I came across the ‘Experience’ by chance whilst looking online for ideas – Mum was visiting London for the day and had left the planning up to me. I thought it was best not to do something involving a lot of walking or anything too crowded, and somehow managed to come across a recommendation for Spa London, which is located in several different areas of the city. The website I viewed mentioned the branch at Bethnal Green (called York Hall Day Spa), and stated that you could have three hours in the thermal spa for £25.00. This sounded like the perfect relaxing day I had in mind and in just a few minutes I had booked and paid for a session for the following day. Excited, I decided not to tell Mum exactly what we were doing so it could be a nice surprise.

The Thermal Spa Experience at Bethnal Green is set in one of the oldest Turkish Baths in London and was restored into the spa as it is today in 2005. As part of the three-hour session, you have access to a sauna, two steam rooms, a Hammam (heated seating area), the Turkish Baths (a series of hot rooms: Tepidarium “warm room”, Caldarium “hot room”, Laconium “hottest room”), a Monsoon Shower, an Ice Fountain (for rubbing ice on the body after a heat treatment), a Plunge Pool (to stimulate circulation and to use between heat treatments), Bucket Shower (basically a bucket of cold water you can pour over yourself after a heat treatment) and a Relaxation Lounge (with loungers, sofas, and refreshments such as water, herbal tea and fruit). The spa provides customers with bath robes, towels and footwear. You can also book additional beauty treatments such as massages and facials, and they also offer packages for hen-dos and mothers-to-be.

On arrival at the spa, we were recommended to alternate hot and cold treatments for the best results. I loved the heat treatments, and in between them, I braved the Bucket Shower and Plunge Pool and really did feel the refreshing effects!
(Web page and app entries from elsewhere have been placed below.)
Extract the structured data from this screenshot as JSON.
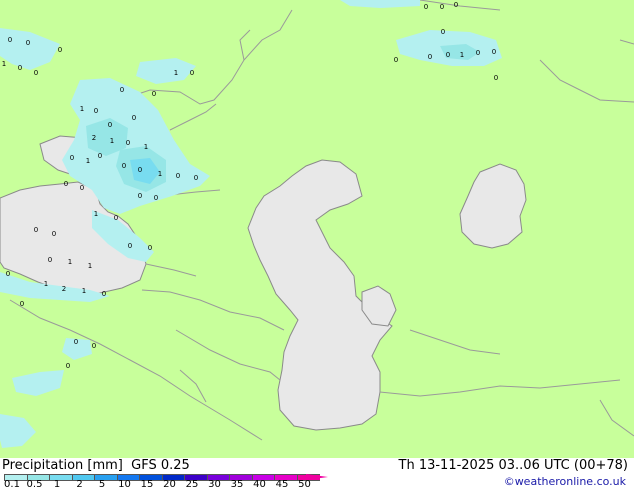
{
  "footer": {
    "title": "Precipitation [mm]  GFS 0.25",
    "datetime": "Th 13-11-2025 03..06 UTC (00+78)",
    "credit": "©weatheronline.co.uk"
  },
  "legend": {
    "ticks": [
      "0.1",
      "0.5",
      "1",
      "2",
      "5",
      "10",
      "15",
      "20",
      "25",
      "30",
      "35",
      "40",
      "45",
      "50"
    ],
    "colors": [
      "#b4f0f0",
      "#96e6e6",
      "#78dcf0",
      "#50c8f0",
      "#28a0f0",
      "#1478f0",
      "#0050dc",
      "#0028c8",
      "#3c00c8",
      "#7800dc",
      "#a000dc",
      "#c800e6",
      "#e600c8",
      "#f000a0"
    ]
  },
  "map": {
    "land_color": "#c8ff9b",
    "water_color": "#e8e8e8",
    "precip_light": "#b4f0f0",
    "precip_medium": "#96e6e6",
    "precip_heavy": "#78dcf0",
    "labels": [
      "0",
      "0",
      "0",
      "0",
      "0",
      "0",
      "0",
      "1",
      "0",
      "0",
      "0",
      "0",
      "0",
      "0",
      "1",
      "0",
      "1",
      "0",
      "0",
      "0",
      "0",
      "1",
      "2",
      "1",
      "0",
      "1",
      "0",
      "0",
      "0",
      "0",
      "0",
      "0",
      "0",
      "1",
      "1",
      "0",
      "0",
      "0",
      "0",
      "0",
      "1",
      "0",
      "0",
      "1",
      "2",
      "1",
      "0",
      "0",
      "0",
      "0",
      "0",
      "0",
      "1",
      "1",
      "0",
      "0",
      "0",
      "0",
      "0"
    ]
  }
}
After the three hour session my face was glowing, and I felt amazing! Mum was so relaxed that she even dozed off in the Relaxation Lounge 😉 It was a lovely day and we both felt great afterwards.

I was so surprised to discover these Turkish Baths in central London, and when you are in the spa, it is so peaceful and relaxing that you can forget where you are. I was also impressed by the history of the Turkish Baths themselves and I’m pleased that they have been restored so that they can still be enjoyed.

If you are interested in paying these baths a visit, find out more here. I am pretty sure that I will be going back again soon!

York Hall today (Hammam)
York Hall Turkish Baths c.1920